One-time signature scheme was first introduced by Lamport [DH76, Lam79] and more efficient schemes have been proposed since then [Mer87, Mer89].
We will assume here that the hash function h produces l bits and the message digests to be signed are n-bit long. The first step involved is the creation of a key-pair which will be used to sign a file only once; for this purpose, two arrays and are generated. The first one contains truly random l-bit-numbers , and the second contains the hash values of these numbers, that is, . By definition the public key is: .
The second step is to compute the signature of a file f whose hash is noted . The signature of f is simply an array whose N components are:
where the 's are the binary digits of and the 's the binary digits of a checksum . This checksum prevents attacks in which an opponent could produce a file f' such that all the `1' in are also in but some `0' in have been replaced by `1'. Once the signature is generated, the private key should be destroyed.

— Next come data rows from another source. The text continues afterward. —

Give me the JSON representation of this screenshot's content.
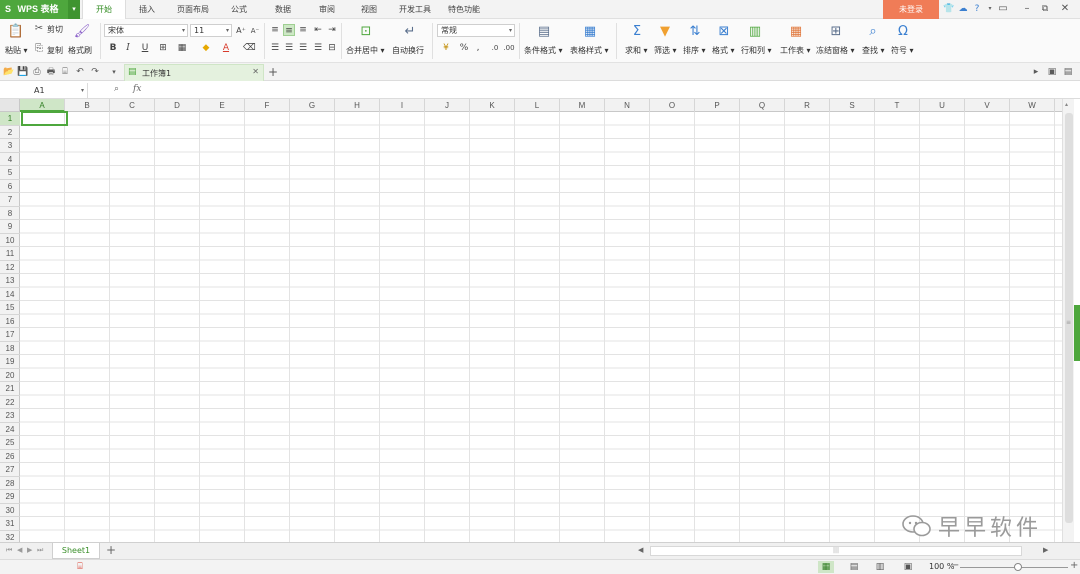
{
  "app": {
    "title": "WPS 表格",
    "login": "未登录"
  },
  "menu": {
    "tabs": [
      "开始",
      "插入",
      "页面布局",
      "公式",
      "数据",
      "审阅",
      "视图",
      "开发工具",
      "特色功能"
    ],
    "active": "开始"
  },
  "ribbon": {
    "paste": "粘贴",
    "cut": "剪切",
    "copy": "复制",
    "format_painter": "格式刷",
    "font_name": "宋体",
    "font_size": "11",
    "merge_center": "合并居中",
    "wrap_text": "自动换行",
    "number_format": "常规",
    "conditional_format": "条件格式",
    "table_style": "表格样式",
    "sum": "求和",
    "filter": "筛选",
    "sort": "排序",
    "format": "格式",
    "rows_cols": "行和列",
    "worksheet": "工作表",
    "freeze": "冻结窗格",
    "find": "查找",
    "symbol": "符号",
    "icons": {
      "bold": "B",
      "italic": "I",
      "underline": "U",
      "grow_font": "A⁺",
      "shrink_font": "A⁻",
      "percent": "%",
      "comma": ",",
      "font_color": "A"
    }
  },
  "document": {
    "tab_title": "工作簿1"
  },
  "formula_bar": {
    "cell_ref": "A1",
    "fx": "fx"
  },
  "grid": {
    "columns": [
      "A",
      "B",
      "C",
      "D",
      "E",
      "F",
      "G",
      "H",
      "I",
      "J",
      "K",
      "L",
      "M",
      "N",
      "O",
      "P",
      "Q",
      "R",
      "S",
      "T",
      "U",
      "V",
      "W"
    ],
    "rows": [
      "1",
      "2",
      "3",
      "4",
      "5",
      "6",
      "7",
      "8",
      "9",
      "10",
      "11",
      "12",
      "13",
      "14",
      "15",
      "16",
      "17",
      "18",
      "19",
      "20",
      "21",
      "22",
      "23",
      "24",
      "25",
      "26",
      "27",
      "28",
      "29",
      "30",
      "31",
      "32"
    ],
    "selected_cell": "A1"
  },
  "sheets": {
    "tabs": [
      "Sheet1"
    ],
    "active": "Sheet1"
  },
  "status": {
    "zoom": "100 %"
  },
  "watermark": {
    "text": "早早软件"
  },
  "colors": {
    "accent": "#4ea73d",
    "login_bg": "#f07c57",
    "selected_header": "#cfe6c7"
  }
}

Given f, and K, verifying the signature implies: compute , c, construct an array such that:
and check that .